Because so many sources recording the war differed on reported facts, the war left international media and historians arguing over who started it and who the true victors of the war were, several speakers said. The UCLA Center for Near Eastern Studies was a co-sponsor of this event, organized by the Comparative Literature Graduate Student Group.
Reporters "do not seem to be hired on basic requirements like knowing the language or the culture."
This article was first published in The Daily Bruin.
By Alexa Vaughn, Daily Bruin
International journalists and professors dissected Winston Churchill's old saying "history is written by the victors" at a daylong conference examining last summer's war between Lebanon and Israel on Tuesday.
During the conference, "Covering Lebanon: Representation of the 2006 War," multiple perspectives of last summer's conflict in Lebanon and Israel – including that of international media, grassroots electronic media such as YouTube, and professors – were discussed to investigate the different ways in which history is written.
Because so many sources recording the war differed on reported facts, the war left international media and historians arguing over who started it and who the true victors of the war were, several speakers said.
And without clear victors, some contended, sources that might assert a definitive history of the event are left in question.
The conference was put together in order to build a bridge between these perspectives in order to encourage a comprehensive historical perspective on the war, said Amy Tahani-Bidmeshki, an organizer from the Comparative Literature Graduate Student Group.
Several speakers said there was a lack of accountability on behalf of many journalists, especially from America.
"Americans peddled the story Israel gave them, which was untrue ... but there was no accountability in the media to find the truth," said As'ad AbuKhalil, a political science professor from California State University Stanislaus.
AbuKhalil then participated in a roundtable discussion with editors from the Los Angeles Times and CNN.
Nicholas Goldberg, the Op-Ed editor for the Los Angeles Times, said the war probably could have been reported better at times, but ultimately he defended work of foreign correspondents.
"For American reporters, Lebanon is an extremely complicated place," Goldberg said. "Most reporters there are not based there. When they get there, sometimes they end up following a narrative that people there already have."
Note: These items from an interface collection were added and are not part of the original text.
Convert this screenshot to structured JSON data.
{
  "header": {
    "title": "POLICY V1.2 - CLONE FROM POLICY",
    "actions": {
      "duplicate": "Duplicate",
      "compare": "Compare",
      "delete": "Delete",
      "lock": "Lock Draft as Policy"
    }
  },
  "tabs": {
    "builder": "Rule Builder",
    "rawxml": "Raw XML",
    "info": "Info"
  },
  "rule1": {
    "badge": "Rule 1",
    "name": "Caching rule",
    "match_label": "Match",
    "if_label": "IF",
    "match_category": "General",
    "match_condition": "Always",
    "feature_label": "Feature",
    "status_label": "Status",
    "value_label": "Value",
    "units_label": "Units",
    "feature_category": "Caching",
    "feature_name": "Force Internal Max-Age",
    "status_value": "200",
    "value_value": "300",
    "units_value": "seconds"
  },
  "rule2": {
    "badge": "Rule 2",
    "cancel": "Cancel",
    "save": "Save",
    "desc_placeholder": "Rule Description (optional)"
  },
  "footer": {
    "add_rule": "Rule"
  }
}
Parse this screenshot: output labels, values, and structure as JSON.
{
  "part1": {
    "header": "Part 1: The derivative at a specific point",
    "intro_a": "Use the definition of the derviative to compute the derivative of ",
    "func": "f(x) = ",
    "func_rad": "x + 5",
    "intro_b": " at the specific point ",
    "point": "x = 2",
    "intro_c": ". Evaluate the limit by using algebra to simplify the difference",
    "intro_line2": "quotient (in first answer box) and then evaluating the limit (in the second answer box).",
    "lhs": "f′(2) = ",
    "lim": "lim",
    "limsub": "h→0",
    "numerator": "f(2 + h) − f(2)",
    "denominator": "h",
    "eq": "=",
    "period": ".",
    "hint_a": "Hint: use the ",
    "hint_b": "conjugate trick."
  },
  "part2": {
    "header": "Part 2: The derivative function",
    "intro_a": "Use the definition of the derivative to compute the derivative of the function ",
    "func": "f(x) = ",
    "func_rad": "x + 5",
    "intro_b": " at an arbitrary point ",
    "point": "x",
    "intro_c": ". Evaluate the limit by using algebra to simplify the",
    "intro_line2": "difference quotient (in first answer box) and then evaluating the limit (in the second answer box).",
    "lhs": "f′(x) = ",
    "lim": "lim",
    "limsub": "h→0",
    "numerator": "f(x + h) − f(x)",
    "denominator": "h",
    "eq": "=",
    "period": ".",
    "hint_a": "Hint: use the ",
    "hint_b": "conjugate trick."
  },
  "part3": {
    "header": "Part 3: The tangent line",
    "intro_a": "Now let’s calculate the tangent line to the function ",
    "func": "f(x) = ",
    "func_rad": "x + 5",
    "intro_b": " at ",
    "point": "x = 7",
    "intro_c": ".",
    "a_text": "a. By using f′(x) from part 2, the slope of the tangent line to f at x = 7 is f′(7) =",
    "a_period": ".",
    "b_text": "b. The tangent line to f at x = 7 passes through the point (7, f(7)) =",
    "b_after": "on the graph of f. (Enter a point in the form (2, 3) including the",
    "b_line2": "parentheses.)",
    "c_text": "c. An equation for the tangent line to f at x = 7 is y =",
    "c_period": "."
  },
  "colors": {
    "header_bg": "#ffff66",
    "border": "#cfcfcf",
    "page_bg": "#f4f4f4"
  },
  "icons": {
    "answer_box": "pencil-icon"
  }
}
When put face-to-face with Marjorie Miller, foreign editor of the Los Angeles Times, AbuKhalil questioned the quality of training for foreign correspondents, who often rove over several countries without committing residence to any of them for too long.
"They do not seem to be hired on basic requirements like knowing the language or the culture," AbuKhalil said.
"I don't know one American foreign correspondent who can interview in Arabic. This is a major failing."
Miller responded by saying she agrees the situation should change, but the hurried culture of news reporting has kept it from happening.
"We're on this treadmill, and we're trying to get off it, but it hasn't happened yet," Miller said.
The objectivity of newspapers also came up as an issue.
Goldberg said it can be assumed that no news reporting is objective because something as subtle as a word choice can create judgment, but reporters are trained to do their best to avoid bias.
But AbuKhalil said he was not comforted by reporters' efforts to avoid bias.
"I'm not as scared of Fox News as I am of The New York Times. ... I'd prefer that a newspaper be more up-front about its political vices," AbuKhalil said.
Tahani-Bidmeshki said she and other graduate students started planning the conference in August, before the war had officially ended in September, in order to grasp the event while its history was still being written.
"(The war) is a story that people are telling themselves," Tahani-Bidmeshki said, "and we were interested from the start as to how this would develop."